Italy have seemed to finally settle on the 4-3-3 formation, taking advantage of their new influx on wingers. They can however, switch to a 4-4-2 diamond or a 3-5-2 with relative ease; no-one really knows what they will play (except Cesare Prandelli). Still, whatever they line up with, Lallana would be expected to play in the right hand side of midfield. Chellini at the left is a converted centre-back and thus is not a major threat on the attack.
England won’t see much of the ball and will most likely resort to Hodgson’s pragmatic tactics, which will see Lallana have to make the best of whatever little chances he gets. His penchant to cut and find space may well be rewarded. Andrea Pirlo has been a revelation in the twilight of his career, but his lack of mobility due to age may well be exploited by Lallana. Additionally, depending on which formation Roy starts with, Lallana could well be tasked to be the man to stop Pirlo – in a similar vein to what Oscar did with Chelsea 2 years ago. Such a performance would go a long way to making his stock grow. Lallana will need to be proficient in possession while also finishing whatever chance he gets. This is his chance to shine.

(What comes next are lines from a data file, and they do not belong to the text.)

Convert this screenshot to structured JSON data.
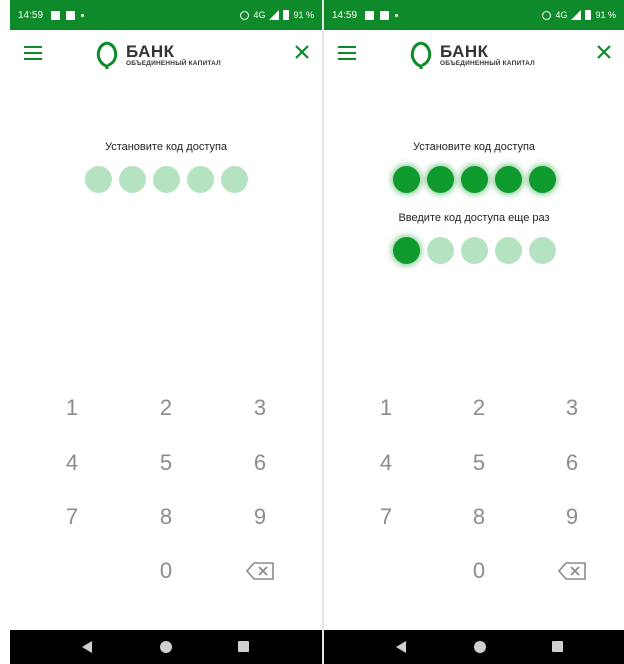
{
  "status_bar": {
    "time": "14:59",
    "signal_text": "4G",
    "battery": "91 %"
  },
  "brand": {
    "title": "БАНК",
    "subtitle": "ОБЪЕДИНЕННЫЙ КАПИТАЛ",
    "color": "#0e8a2a"
  },
  "colors": {
    "dot_empty": "#b5e2c1",
    "dot_filled": "#0e9a2d",
    "status_bar": "#0e8a2a"
  },
  "screens": [
    {
      "set_code_label": "Установите код доступа",
      "set_code_filled": 0,
      "set_code_length": 5
    },
    {
      "set_code_label": "Установите код доступа",
      "set_code_filled": 5,
      "set_code_length": 5,
      "confirm_code_label": "Введите код доступа еще раз",
      "confirm_code_filled": 1,
      "confirm_code_length": 5
    }
  ],
  "keypad": {
    "keys": [
      "1",
      "2",
      "3",
      "4",
      "5",
      "6",
      "7",
      "8",
      "9",
      "0"
    ],
    "backspace_icon": "backspace-icon"
  },
  "nav": {
    "icons": [
      "back-icon",
      "home-icon",
      "recents-icon"
    ]
  }
}
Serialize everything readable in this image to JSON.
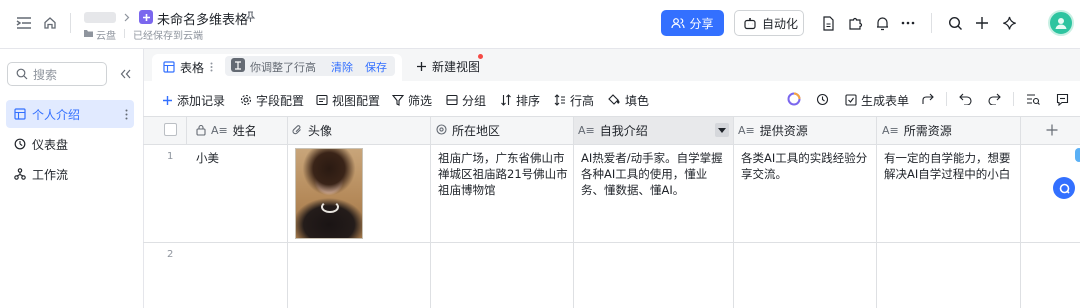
{
  "header": {
    "workspace_blurred": "",
    "doc_title": "未命名多维表格",
    "breadcrumb_location": "云盘",
    "save_status": "已经保存到云端",
    "share_label": "分享",
    "automation_label": "自动化",
    "avatar_color": "#2ec4a0"
  },
  "sidebar": {
    "search_placeholder": "搜索",
    "items": [
      {
        "label": "个人介绍",
        "icon": "table-icon",
        "active": true
      },
      {
        "label": "仪表盘",
        "icon": "dashboard-icon"
      },
      {
        "label": "工作流",
        "icon": "workflow-icon"
      }
    ]
  },
  "view_bar": {
    "view_label": "表格",
    "notice": "你调整了行高",
    "clear_label": "清除",
    "save_label": "保存",
    "new_view_label": "新建视图"
  },
  "toolbar": {
    "add_record": "添加记录",
    "field_config": "字段配置",
    "view_config": "视图配置",
    "filter": "筛选",
    "group": "分组",
    "sort": "排序",
    "row_height": "行高",
    "fill_color": "填色",
    "generate_form": "生成表单"
  },
  "table": {
    "columns": [
      {
        "label": "姓名",
        "icon": "text-field-icon",
        "locked": true
      },
      {
        "label": "头像",
        "icon": "attachment-icon"
      },
      {
        "label": "所在地区",
        "icon": "location-icon"
      },
      {
        "label": "自我介绍",
        "icon": "text-field-icon",
        "selected": true
      },
      {
        "label": "提供资源",
        "icon": "text-field-icon"
      },
      {
        "label": "所需资源",
        "icon": "text-field-icon"
      }
    ],
    "rows": [
      {
        "num": "1",
        "name": "小美",
        "location": "祖庙广场，广东省佛山市禅城区祖庙路21号佛山市祖庙博物馆",
        "intro": "AI热爱者/动手家。自学掌握各种AI工具的使用，懂业务、懂数据、懂AI。",
        "offer": "各类AI工具的实践经验分享交流。",
        "need": "有一定的自学能力，想要解决AI自学过程中的小白"
      },
      {
        "num": "2"
      }
    ]
  },
  "colors": {
    "accent": "#3370ff",
    "selected_header": "#e8e9eb",
    "sidebar_active": "#e1eaff"
  }
}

After the match against Italy, England face a daunting and potentially do-or-die match against Uruguay, spearheaded by the daunting duo of Luis Suarez and Edinson Cavani. There is also the 2010 World Cup’s Golden Ball winner Diego Forlan to contend with – though age has caught up with him since then.
Uruguay are mainly a 4-4-2 team, though they have also like Italy showed a penchant to chop and change – having played a 3-5-2 and 4-3-3 over the past year. However, their defence is slow and shaky while their 4-4-2 leaves space in between the lines. Provided Roy Hodgson gets his tactics right, Adam Lallana can wreak havoc where he plays in a 4-2-3-1 or a 4-3-3.
England finish their group-stage against Costa Rica. Given the difficult opposition in the previous two games, chances are, they’ll need to get a result against the North American side to ensure progress to the knock-out round. Coach Pinto have been seen deploying a 5-4-1 formation in the past, which they’re expected to do so in Brazil as well.
However, it might be fair to speculate the possibility of a ‘nothing to lose’ attitude in the last group game. Either way, Lallana’s task will be simple and similar to the previous games. Hodgson will look to play to his side’s strengths, rather than containing Costa Rica and Lallana’s role of creativity and supply from wide areas will be retained.